** INFORMATION follows **

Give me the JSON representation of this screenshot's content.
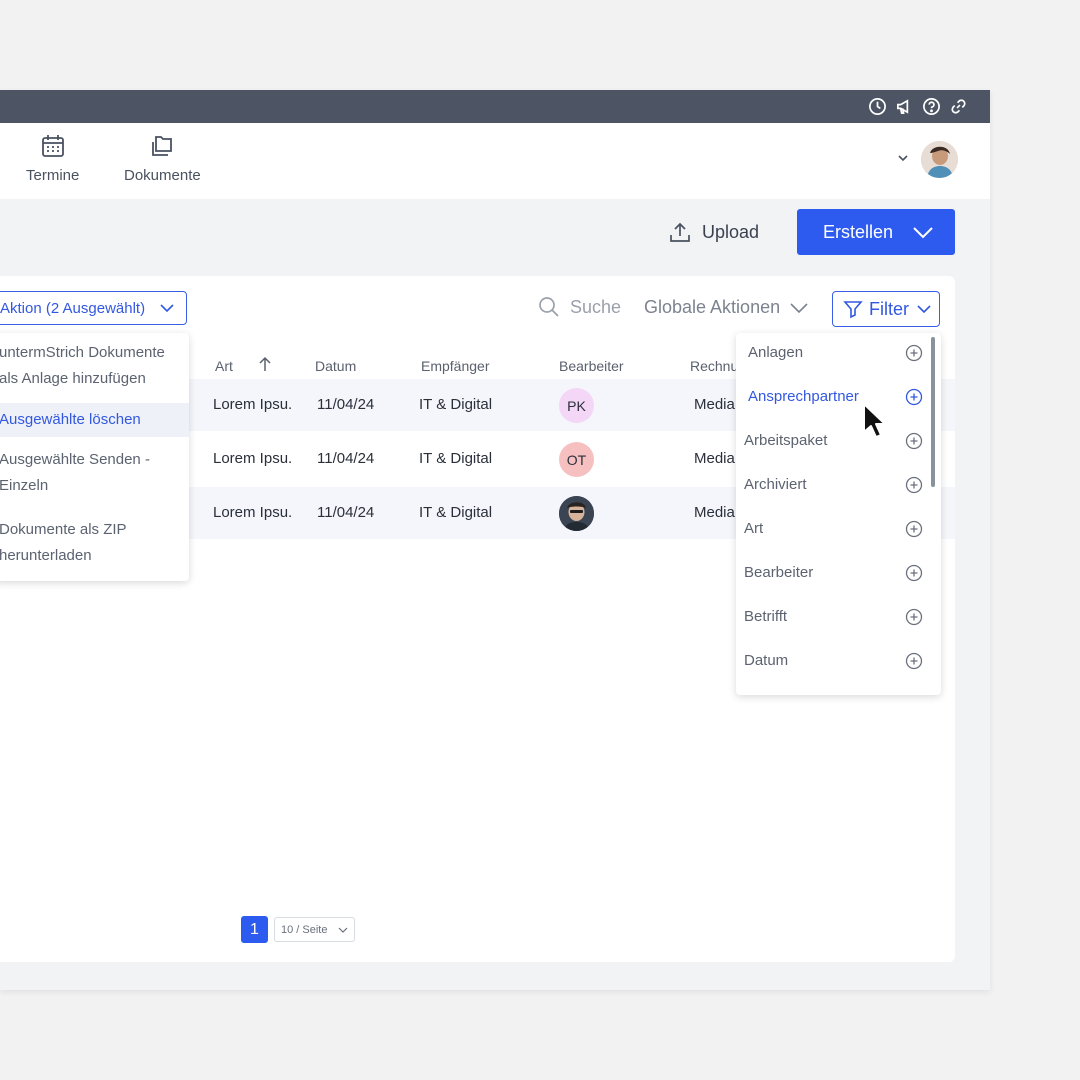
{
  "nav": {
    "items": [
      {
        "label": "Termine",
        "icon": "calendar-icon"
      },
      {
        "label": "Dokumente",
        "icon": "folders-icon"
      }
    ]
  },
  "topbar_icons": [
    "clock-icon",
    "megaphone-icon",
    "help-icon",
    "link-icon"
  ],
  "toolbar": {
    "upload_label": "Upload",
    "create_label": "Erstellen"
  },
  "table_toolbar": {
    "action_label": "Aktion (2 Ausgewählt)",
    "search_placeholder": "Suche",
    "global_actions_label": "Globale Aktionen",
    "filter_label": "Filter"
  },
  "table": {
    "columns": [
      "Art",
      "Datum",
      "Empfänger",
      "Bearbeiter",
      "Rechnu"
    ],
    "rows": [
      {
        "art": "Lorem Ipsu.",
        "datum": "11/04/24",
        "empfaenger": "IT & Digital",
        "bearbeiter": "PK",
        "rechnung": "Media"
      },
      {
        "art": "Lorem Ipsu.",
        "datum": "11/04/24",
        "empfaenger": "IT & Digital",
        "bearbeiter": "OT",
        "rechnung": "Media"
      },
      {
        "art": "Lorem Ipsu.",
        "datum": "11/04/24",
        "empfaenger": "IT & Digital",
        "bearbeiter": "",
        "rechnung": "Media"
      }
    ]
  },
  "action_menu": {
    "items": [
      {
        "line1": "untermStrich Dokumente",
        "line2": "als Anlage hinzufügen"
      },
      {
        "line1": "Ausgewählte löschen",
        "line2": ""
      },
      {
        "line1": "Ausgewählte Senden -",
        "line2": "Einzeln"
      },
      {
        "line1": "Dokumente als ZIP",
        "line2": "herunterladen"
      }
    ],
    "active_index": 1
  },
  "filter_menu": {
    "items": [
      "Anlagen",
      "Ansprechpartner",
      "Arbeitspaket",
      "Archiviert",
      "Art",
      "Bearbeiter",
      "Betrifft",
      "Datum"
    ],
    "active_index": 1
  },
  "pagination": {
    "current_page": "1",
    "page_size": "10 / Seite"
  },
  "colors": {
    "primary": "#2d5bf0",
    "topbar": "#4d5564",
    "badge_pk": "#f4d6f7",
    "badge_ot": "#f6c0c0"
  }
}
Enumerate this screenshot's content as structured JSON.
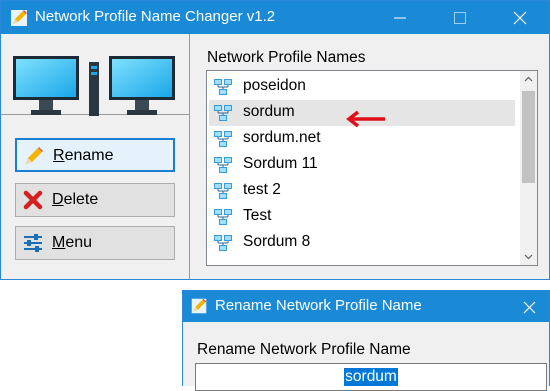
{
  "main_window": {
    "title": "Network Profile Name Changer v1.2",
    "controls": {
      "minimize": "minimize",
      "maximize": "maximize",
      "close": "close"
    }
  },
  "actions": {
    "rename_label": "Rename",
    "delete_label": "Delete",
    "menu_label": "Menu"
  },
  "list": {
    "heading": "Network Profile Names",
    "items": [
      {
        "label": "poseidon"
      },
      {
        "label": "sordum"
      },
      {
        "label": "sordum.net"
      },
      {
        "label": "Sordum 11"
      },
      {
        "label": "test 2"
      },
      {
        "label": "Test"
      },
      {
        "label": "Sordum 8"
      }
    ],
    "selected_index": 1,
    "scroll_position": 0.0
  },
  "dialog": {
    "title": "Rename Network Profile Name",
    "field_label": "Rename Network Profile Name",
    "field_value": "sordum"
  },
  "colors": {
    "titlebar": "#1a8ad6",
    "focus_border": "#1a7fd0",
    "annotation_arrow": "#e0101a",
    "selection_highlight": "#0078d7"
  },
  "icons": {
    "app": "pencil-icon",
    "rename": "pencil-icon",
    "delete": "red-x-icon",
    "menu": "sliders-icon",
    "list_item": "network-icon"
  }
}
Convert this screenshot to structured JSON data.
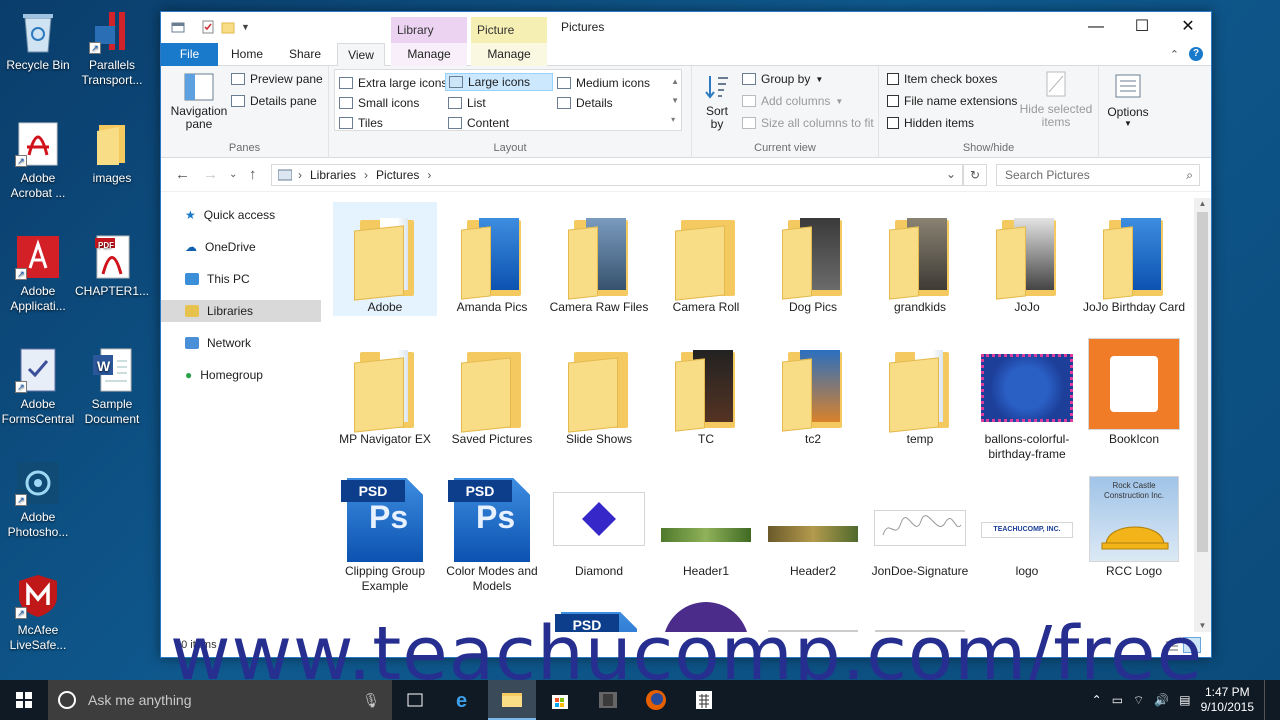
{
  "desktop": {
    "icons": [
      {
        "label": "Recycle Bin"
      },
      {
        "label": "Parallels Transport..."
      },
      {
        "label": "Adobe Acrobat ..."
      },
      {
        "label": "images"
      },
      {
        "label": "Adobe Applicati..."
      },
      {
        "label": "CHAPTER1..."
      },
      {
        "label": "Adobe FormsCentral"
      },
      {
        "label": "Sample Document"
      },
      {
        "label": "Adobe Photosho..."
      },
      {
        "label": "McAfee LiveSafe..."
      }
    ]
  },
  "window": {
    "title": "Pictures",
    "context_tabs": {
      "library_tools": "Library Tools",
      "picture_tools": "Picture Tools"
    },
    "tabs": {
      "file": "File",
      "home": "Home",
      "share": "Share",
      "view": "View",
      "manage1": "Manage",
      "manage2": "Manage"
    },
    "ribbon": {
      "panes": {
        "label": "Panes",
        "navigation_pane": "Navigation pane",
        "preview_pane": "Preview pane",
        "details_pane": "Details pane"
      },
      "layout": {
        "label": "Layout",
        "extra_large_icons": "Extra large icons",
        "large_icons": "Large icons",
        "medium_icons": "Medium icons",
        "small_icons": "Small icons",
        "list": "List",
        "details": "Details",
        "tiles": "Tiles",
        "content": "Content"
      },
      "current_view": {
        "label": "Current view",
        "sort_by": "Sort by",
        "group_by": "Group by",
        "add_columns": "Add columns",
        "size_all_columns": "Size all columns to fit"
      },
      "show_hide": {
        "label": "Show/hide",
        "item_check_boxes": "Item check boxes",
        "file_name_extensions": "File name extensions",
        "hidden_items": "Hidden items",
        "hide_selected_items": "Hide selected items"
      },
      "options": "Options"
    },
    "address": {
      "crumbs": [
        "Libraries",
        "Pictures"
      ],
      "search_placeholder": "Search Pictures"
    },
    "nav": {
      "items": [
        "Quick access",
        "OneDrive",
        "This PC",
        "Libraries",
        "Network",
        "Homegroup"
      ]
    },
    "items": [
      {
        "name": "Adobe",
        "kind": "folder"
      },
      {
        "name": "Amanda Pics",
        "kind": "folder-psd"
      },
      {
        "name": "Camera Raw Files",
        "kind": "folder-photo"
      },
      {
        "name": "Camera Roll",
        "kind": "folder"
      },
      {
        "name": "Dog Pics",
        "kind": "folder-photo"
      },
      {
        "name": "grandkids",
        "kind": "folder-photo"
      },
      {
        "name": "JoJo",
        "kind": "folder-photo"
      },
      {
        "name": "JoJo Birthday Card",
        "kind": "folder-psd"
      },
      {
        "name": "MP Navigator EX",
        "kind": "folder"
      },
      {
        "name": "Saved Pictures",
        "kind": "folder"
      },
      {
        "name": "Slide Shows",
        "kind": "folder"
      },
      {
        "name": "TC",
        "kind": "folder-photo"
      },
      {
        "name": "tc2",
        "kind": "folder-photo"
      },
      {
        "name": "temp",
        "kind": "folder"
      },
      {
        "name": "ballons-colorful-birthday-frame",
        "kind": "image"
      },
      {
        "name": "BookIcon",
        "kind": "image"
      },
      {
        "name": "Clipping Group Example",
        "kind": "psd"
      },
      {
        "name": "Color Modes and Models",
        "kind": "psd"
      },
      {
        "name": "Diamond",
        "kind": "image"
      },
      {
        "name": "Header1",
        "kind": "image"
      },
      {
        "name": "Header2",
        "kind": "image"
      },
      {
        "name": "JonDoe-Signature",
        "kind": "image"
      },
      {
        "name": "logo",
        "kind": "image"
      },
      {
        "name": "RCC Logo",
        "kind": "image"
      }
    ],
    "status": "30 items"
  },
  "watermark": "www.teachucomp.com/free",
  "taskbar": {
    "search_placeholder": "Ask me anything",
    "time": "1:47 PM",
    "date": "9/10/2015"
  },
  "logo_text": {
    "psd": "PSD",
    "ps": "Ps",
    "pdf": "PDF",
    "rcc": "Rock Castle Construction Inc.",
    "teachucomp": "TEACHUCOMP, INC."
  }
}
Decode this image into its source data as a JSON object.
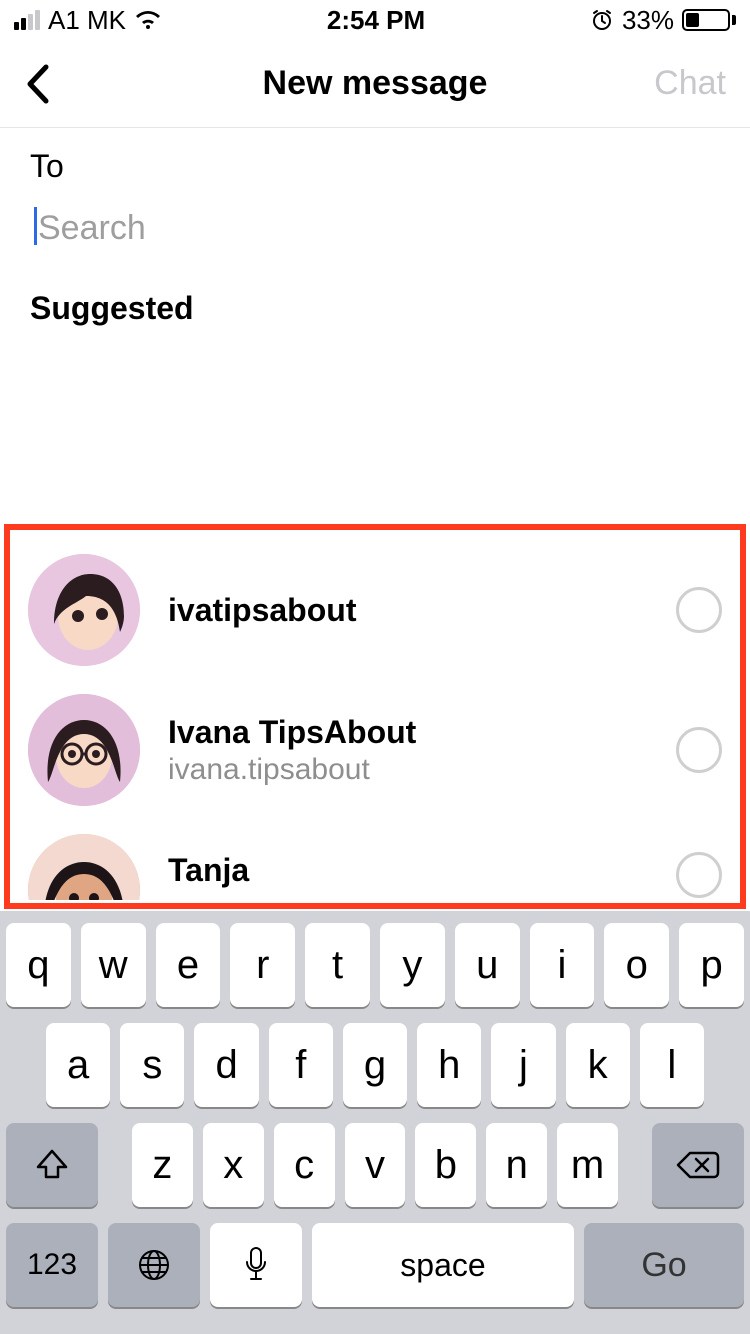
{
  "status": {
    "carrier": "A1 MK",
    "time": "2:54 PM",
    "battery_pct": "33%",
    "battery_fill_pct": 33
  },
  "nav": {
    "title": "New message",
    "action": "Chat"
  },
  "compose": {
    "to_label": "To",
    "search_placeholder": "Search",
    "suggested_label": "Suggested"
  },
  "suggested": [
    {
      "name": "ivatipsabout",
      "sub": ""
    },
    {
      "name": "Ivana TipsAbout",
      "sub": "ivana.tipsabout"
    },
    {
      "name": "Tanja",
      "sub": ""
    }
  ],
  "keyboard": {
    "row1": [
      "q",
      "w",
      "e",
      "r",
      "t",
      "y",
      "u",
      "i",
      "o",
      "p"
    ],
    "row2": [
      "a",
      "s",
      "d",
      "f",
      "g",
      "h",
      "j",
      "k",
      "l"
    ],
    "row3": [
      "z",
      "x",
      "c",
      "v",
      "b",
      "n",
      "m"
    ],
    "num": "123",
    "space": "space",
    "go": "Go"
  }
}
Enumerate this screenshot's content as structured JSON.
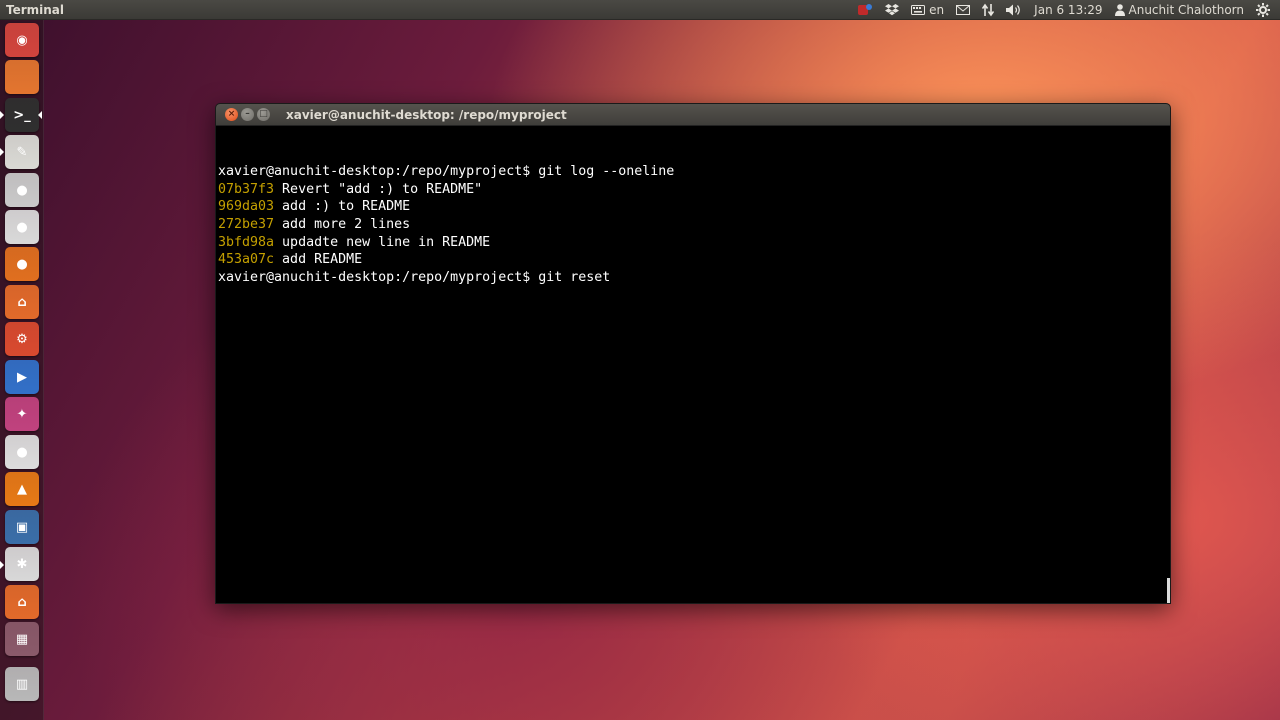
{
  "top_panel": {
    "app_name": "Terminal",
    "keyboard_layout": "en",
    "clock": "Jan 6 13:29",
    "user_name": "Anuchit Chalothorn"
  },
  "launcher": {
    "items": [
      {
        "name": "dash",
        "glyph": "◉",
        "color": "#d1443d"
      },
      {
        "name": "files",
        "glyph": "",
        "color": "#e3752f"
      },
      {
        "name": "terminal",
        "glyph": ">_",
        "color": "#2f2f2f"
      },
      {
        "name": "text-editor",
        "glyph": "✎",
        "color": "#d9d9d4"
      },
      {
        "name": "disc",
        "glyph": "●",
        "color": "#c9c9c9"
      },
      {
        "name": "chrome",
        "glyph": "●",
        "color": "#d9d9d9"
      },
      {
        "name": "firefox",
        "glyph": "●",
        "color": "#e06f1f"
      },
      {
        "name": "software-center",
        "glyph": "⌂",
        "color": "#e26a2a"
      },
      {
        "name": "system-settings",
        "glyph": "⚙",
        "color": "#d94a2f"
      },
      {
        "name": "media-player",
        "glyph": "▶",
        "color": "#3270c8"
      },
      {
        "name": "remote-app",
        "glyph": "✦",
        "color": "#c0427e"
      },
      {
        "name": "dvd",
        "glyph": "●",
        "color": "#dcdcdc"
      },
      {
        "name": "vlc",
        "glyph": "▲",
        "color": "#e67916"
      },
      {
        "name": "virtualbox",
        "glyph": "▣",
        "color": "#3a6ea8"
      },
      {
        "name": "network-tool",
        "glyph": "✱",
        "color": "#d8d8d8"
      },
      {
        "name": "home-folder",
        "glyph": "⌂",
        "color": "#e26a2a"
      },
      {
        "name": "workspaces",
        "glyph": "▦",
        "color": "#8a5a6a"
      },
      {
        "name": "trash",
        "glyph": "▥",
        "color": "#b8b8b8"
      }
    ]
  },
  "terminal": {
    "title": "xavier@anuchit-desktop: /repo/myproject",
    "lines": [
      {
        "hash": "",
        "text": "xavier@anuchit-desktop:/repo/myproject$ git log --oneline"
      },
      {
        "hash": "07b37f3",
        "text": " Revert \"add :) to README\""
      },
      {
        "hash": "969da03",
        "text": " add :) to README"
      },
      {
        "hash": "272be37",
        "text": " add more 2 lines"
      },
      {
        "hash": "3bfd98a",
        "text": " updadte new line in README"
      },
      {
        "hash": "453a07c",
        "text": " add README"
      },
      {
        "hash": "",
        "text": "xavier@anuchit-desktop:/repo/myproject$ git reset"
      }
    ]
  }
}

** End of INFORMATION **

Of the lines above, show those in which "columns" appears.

• **ANSWER**:
    "columns": [
        "add_columns": "Add columns",
        "size_all_columns": "Size all columns to fit"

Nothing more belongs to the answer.